*DESCRIPTION OF THE TASK*
Provide a verbatim copy of all the records below, leaving the images out.

Dataset records:
────────

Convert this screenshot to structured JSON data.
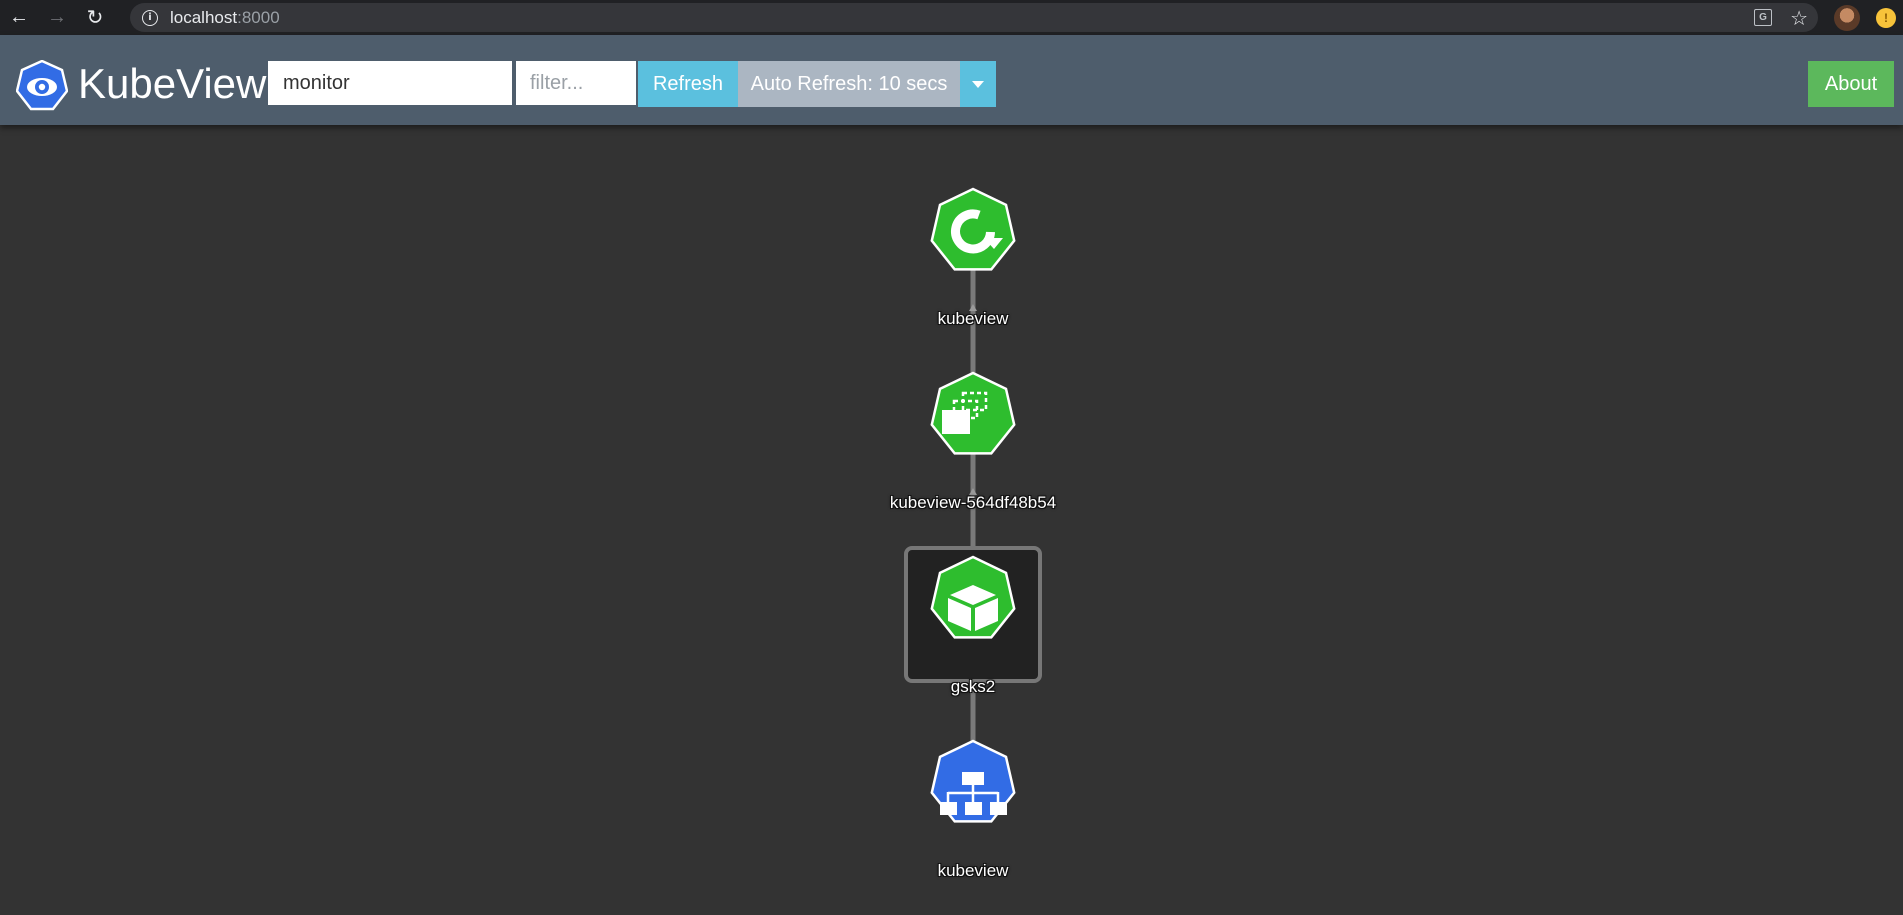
{
  "browser": {
    "url_host": "localhost",
    "url_port": ":8000",
    "icons": [
      "back-icon",
      "forward-icon",
      "reload-icon",
      "info-icon",
      "translate-icon",
      "star-icon"
    ]
  },
  "app": {
    "title": "KubeView",
    "namespace_value": "monitor",
    "filter_placeholder": "filter...",
    "refresh_label": "Refresh",
    "auto_refresh_label": "Auto Refresh: 10 secs",
    "about_label": "About"
  },
  "colors": {
    "navbar": "#4e5d6c",
    "info_button": "#5bc0de",
    "success_button": "#5cb85c",
    "node_green": "#2ebd2e",
    "node_blue": "#326ce5",
    "canvas": "#333333"
  },
  "graph": {
    "nodes": [
      {
        "label": "kubeview",
        "kind": "deployment",
        "icon": "deployment-icon"
      },
      {
        "label": "kubeview-564df48b54",
        "kind": "replicaset",
        "icon": "replicaset-icon"
      },
      {
        "label": "gsks2",
        "kind": "pod",
        "icon": "pod-icon"
      },
      {
        "label": "kubeview",
        "kind": "service",
        "icon": "service-icon"
      }
    ]
  }
}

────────

*EXERCISE RESULT*
Convert this screenshot to structured JSON data.
{
  "browser": {
    "url_host": "localhost",
    "url_port": ":8000",
    "icons": [
      "back-icon",
      "forward-icon",
      "reload-icon",
      "info-icon",
      "translate-icon",
      "star-icon"
    ]
  },
  "app": {
    "title": "KubeView",
    "namespace_value": "monitor",
    "filter_placeholder": "filter...",
    "refresh_label": "Refresh",
    "auto_refresh_label": "Auto Refresh: 10 secs",
    "about_label": "About"
  },
  "colors": {
    "navbar": "#4e5d6c",
    "info_button": "#5bc0de",
    "success_button": "#5cb85c",
    "node_green": "#2ebd2e",
    "node_blue": "#326ce5",
    "canvas": "#333333"
  },
  "graph": {
    "nodes": [
      {
        "label": "kubeview",
        "kind": "deployment",
        "icon": "deployment-icon"
      },
      {
        "label": "kubeview-564df48b54",
        "kind": "replicaset",
        "icon": "replicaset-icon"
      },
      {
        "label": "gsks2",
        "kind": "pod",
        "icon": "pod-icon"
      },
      {
        "label": "kubeview",
        "kind": "service",
        "icon": "service-icon"
      }
    ]
  }
}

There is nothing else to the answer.